Optimization of Learning: Introduction Piotr Wozniak, 1990
From P.A.Wozniak, Optimization of Learning, Master's Thesis, 1990

Everyone who has ever attempted to learn anything, must have discovered that learning can be a pretty frustrating process. Whatever we learn, we are hunted by the disheartening awareness that sooner or later the newly acquired knowledge, unless repeated, will be ruined by the process of forgetting.

In 1982, having been utterly irritated with my insufficient learning capabilities, I decided to take on the problem and look for avenues towards improving my autodidactic methodology. Today, in 1990, with a great satisfaction I can say that my problem was practically solved, and that now learning can be a pleasant and productive activity.

The main subject of interest throughout this thesis is the SuperMemo method of fast learning, which was developed by the writer of these words. The fact of choosing a sort of a catchword - SuperMemo - instead of a scientific term reflects my deep conviction that before long, the described method will find its way to a wide population of students who wish to boost their learning powers. If anyone feels repelled by this self-acclaiming and non-scientific term, he may substitute SuperMemo with the words time-optimized learning in such phrases as SuperMemo method, SuperMemo theory, SuperMemo software, etc.
The term time-optimum learning is intended here to mean a process, which takes minimum time to achieve the same goals as learning devoid of adjectives. In other words, time-optimum learning will produce the same changes in the student's brain as any other form of learning except for this little difference that it will do it in minimum time.

The main objective of the thesis is to give an extensive account of my research on the SuperMemo method. The wide range of problems touched will spread from molecular to societal level, from theoretical models to practical applications, from history of research to prospects for the future and from formal specifications to literal citation of a 10-year-old student. I will analyze milliseconds of a synaptic discharge and present consequences of a life-long application of the SuperMemo method. I will not refrain from describing the amateurish beginnings, when more for fun than for research, I counted dots on answer-sheets. Nor will I try to conceal my optimistic view of what SuperMemo can change in the process of education.

This multitude of topics obliges me at this moment to help the reader find his or her way across the SuperMemo jungle. I expect the readership to include children, computer scientists, biologists, people dissatisfied with their progress in learning and skeptics who look for a target for mud-slinging.
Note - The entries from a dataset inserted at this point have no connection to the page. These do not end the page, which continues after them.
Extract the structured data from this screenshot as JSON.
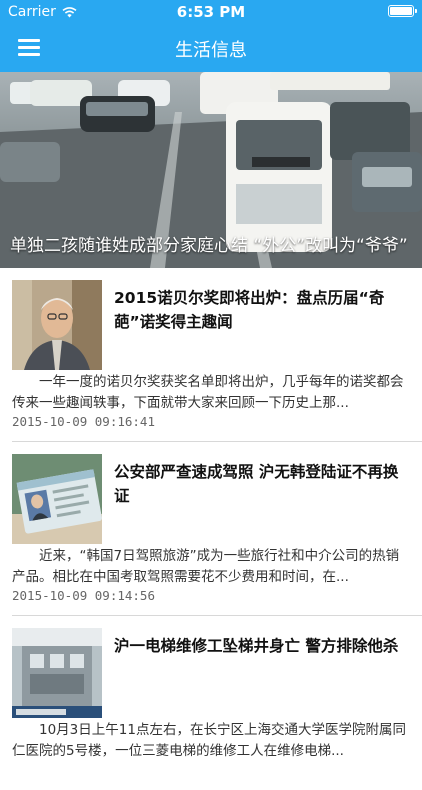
{
  "status_bar": {
    "carrier": "Carrier",
    "time": "6:53 PM"
  },
  "nav": {
    "title": "生活信息"
  },
  "hero": {
    "caption": "单独二孩随谁姓成部分家庭心结 “外公”改叫为“爷爷”"
  },
  "news": [
    {
      "title": "2015诺贝尔奖即将出炉：盘点历届“奇葩”诺奖得主趣闻",
      "summary": "一年一度的诺贝尔奖获奖名单即将出炉，几乎每年的诺奖都会传来一些趣闻轶事，下面就带大家来回顾一下历史上那...",
      "date": "2015-10-09 09:16:41"
    },
    {
      "title": "公安部严查速成驾照 沪无韩登陆证不再换证",
      "summary": "近来，“韩国7日驾照旅游”成为一些旅行社和中介公司的热销产品。相比在中国考取驾照需要花不少费用和时间，在...",
      "date": "2015-10-09 09:14:56"
    },
    {
      "title": "沪一电梯维修工坠梯井身亡 警方排除他杀",
      "summary": "10月3日上午11点左右，在长宁区上海交通大学医学院附属同仁医院的5号楼，一位三菱电梯的维修工人在维修电梯...",
      "date": ""
    }
  ],
  "colors": {
    "nav_bg": "#29a8f1",
    "nav_text": "#ffffff"
  },
  "icons": {
    "menu": "hamburger-menu-icon",
    "wifi": "wifi-icon",
    "battery": "battery-icon"
  }
}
I would like to help all of them by including a short description of particular chapters as well as the reader's guide.

To make pick-it-up reading of separate chapters easier, as well as to facilitate the reader's contact with a broad spectrum of multi-domain theoretical aspects of the SuperMemo method, the layman's glossary of specialist and newly introduced terminology was placed at the end of the thesis.

At this point I would like to wish the reader patience in wading through all unclear passages and to beg for leniency in judging my clumsy efforts to make the text both enjoyable and instructive.